Exercise description: Return each line of the records below that contains the word "mnemonic".

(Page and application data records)
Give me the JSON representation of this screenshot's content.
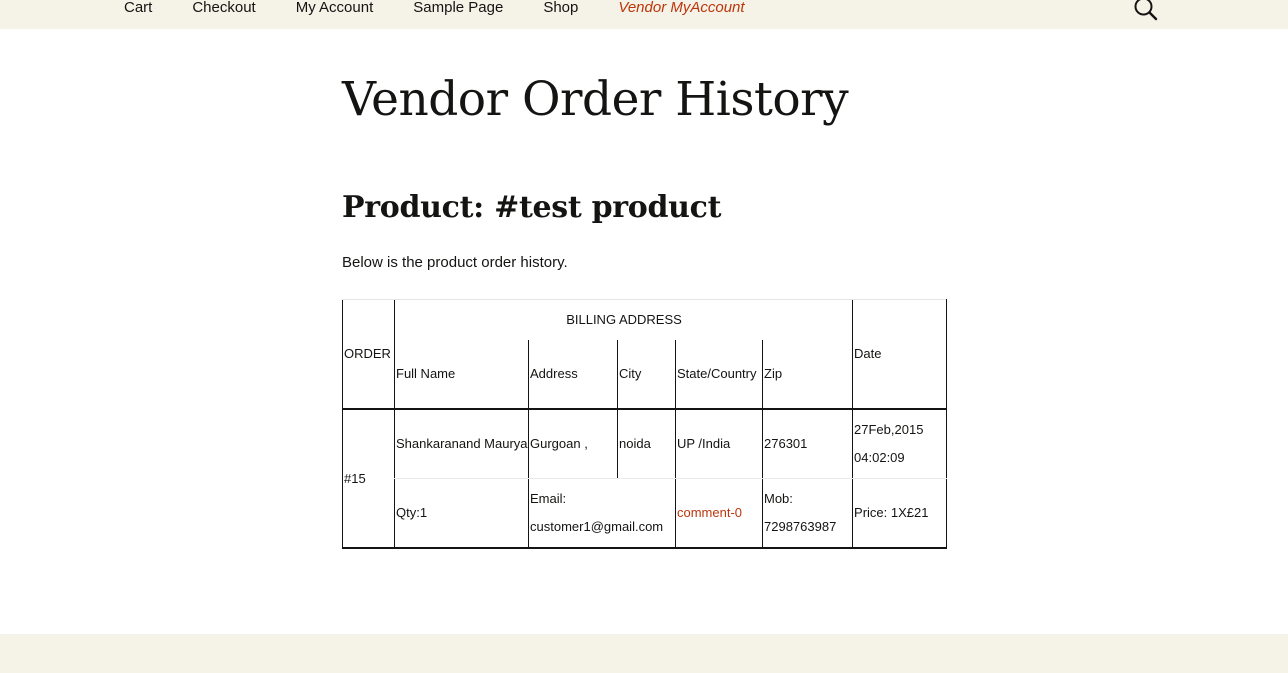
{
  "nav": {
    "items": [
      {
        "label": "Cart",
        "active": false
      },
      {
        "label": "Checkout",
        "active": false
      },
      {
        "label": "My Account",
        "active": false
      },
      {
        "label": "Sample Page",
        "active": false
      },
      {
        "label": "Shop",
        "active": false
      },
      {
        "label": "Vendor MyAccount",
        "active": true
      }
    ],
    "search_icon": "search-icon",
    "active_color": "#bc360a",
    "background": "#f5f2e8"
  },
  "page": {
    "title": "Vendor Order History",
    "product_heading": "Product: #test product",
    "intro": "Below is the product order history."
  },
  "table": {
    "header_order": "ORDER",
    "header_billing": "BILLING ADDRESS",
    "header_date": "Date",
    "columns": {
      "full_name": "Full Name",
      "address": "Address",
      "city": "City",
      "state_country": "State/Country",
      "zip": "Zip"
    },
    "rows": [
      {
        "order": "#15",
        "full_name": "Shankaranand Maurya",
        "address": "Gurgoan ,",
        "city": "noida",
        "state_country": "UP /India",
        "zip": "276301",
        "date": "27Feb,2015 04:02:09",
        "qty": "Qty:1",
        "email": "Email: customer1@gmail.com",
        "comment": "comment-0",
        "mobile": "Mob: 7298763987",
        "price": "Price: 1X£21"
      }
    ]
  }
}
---
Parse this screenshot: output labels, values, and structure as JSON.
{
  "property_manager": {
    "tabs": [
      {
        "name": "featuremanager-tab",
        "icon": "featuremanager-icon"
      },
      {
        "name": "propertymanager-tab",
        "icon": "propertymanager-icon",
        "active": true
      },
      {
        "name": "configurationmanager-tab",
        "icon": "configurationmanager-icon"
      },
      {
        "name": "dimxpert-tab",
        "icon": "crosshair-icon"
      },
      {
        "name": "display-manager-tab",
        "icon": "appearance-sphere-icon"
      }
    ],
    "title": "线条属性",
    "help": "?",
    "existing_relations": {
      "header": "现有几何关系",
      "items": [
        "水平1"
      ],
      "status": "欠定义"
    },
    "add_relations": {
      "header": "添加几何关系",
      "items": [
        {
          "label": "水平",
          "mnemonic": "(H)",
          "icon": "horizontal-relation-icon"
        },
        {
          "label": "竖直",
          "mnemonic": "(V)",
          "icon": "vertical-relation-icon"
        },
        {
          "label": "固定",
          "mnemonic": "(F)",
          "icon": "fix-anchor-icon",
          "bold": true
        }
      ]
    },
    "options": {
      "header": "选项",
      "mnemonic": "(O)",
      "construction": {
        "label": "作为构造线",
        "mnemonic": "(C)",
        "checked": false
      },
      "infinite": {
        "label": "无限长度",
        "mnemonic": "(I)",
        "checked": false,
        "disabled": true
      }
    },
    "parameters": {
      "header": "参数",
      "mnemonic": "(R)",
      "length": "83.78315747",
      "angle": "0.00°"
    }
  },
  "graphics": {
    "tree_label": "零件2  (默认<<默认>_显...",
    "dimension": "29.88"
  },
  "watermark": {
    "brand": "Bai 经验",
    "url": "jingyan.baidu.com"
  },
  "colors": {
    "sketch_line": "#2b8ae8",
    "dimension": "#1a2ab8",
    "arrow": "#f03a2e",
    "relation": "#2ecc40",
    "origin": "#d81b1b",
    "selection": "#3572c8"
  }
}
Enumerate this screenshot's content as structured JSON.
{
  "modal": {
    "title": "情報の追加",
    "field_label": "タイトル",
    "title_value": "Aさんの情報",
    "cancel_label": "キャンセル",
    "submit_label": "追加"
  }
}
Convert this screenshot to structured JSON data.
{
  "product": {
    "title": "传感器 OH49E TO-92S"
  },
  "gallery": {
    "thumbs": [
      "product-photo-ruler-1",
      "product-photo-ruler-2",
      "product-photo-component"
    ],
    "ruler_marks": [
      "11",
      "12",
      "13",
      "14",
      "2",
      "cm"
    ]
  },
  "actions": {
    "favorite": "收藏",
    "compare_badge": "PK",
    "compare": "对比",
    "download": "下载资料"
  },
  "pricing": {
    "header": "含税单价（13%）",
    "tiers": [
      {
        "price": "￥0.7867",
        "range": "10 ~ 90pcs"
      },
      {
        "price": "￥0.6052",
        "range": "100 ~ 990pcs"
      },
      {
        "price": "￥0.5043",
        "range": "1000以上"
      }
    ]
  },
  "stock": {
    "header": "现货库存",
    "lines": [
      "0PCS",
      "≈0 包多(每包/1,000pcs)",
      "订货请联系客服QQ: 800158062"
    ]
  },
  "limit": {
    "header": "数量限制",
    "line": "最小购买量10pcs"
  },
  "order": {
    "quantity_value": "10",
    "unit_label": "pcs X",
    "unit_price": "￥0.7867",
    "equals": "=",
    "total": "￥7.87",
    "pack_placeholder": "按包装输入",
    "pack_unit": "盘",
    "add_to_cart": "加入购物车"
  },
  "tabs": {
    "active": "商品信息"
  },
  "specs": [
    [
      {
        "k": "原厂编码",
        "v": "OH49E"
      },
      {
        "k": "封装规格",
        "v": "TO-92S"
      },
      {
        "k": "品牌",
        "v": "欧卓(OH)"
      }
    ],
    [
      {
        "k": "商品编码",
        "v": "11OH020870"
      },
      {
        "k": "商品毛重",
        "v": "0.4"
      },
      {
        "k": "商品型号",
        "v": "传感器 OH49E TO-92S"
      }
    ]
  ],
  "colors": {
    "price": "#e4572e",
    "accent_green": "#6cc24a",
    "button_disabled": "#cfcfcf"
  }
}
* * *
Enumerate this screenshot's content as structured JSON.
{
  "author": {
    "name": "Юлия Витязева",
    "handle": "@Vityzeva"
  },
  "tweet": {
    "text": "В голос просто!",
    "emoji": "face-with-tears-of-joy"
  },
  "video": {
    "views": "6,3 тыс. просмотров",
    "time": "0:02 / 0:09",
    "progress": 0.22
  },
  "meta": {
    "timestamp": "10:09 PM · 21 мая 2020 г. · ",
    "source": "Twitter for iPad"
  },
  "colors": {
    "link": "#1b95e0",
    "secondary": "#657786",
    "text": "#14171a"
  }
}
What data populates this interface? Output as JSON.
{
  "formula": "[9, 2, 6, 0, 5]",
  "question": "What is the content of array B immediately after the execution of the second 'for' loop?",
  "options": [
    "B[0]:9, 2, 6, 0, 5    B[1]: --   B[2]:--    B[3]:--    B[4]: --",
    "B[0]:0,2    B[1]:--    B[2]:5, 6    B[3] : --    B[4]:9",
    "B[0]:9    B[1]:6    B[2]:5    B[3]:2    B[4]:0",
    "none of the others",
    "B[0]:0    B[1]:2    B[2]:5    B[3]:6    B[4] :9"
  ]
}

Response area:
          "mnemonic": "(H)",
          "mnemonic": "(V)",
          "mnemonic": "(F)",
      "mnemonic": "(O)",
        "mnemonic": "(C)",
        "mnemonic": "(I)",
      "mnemonic": "(R)",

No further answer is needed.